My favorite aspect of the STAR program was connecting with other students and feeding off each other’s creative energies. I still keep in contact with several of my fellow classmates, and collaborate with them on various projects and exhibitions. Another aspect I appreciated was that professors encouraged students to explore their ideas and experiment with different techniques and materials throughout the process, while providing the structure and guidance we needed to succeed in our art practices.
Were you involved in any meaningful organizations/activities while at LMU?
I participated in the ARTsmart, in which I was a volunteer arts mentor for underserved children at a local elementary school. I also joined the De Colores program and went on service trips with other student volunteers to Tijuana, Mexico to help build homes for local families. My artwork was selected to the 2007 Annual Juried Exhibition at the Laband Art Gallery on campus. And in 2008, I was the recipient of the Grace Swanson Scholarship for Excellence in Painting.
What is your favorite memory from your time at LMU? What do you miss most?
My fondest memories from my time at LMU were staying up late working on art projects in the studio, often alongside other students. I also miss walking around LMU’s beautiful campus on clear sunny days!
Do you have any advice for current STAR students?
My advice for current STAR students is to always stay true to yourself. When in doubt, tune in to your intuition. Don’t be afraid to be ambitious with your art, but remember to be realistic about feasibility. Think ahead about how the outcome will impact you, both economically and energetically.
Take advantage of other non-art related classes, clubs and activities that LMU offers or apply for a part-time job in a different field, so you can learn a variety of skills which might be helpful in navigating the real world after graduation. The more you know how to do, the more valuable you will become to any team, organization, industry or community in the future.

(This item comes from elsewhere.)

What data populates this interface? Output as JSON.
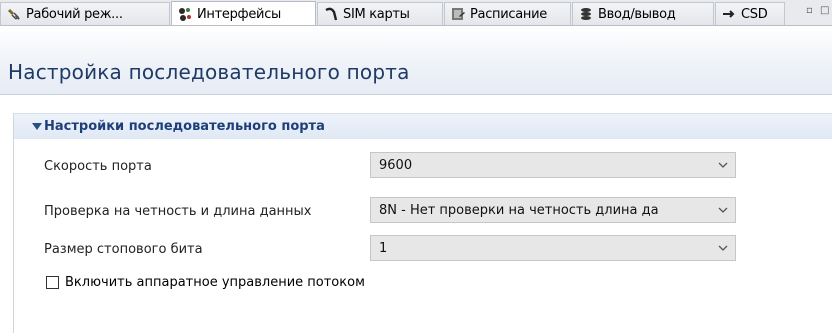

Networking is also something I highly encourage students to start doing regularly. Getting out there and meeting new people can open up so many more potential opportunities for jobs and collaborations to advance your art practice and career.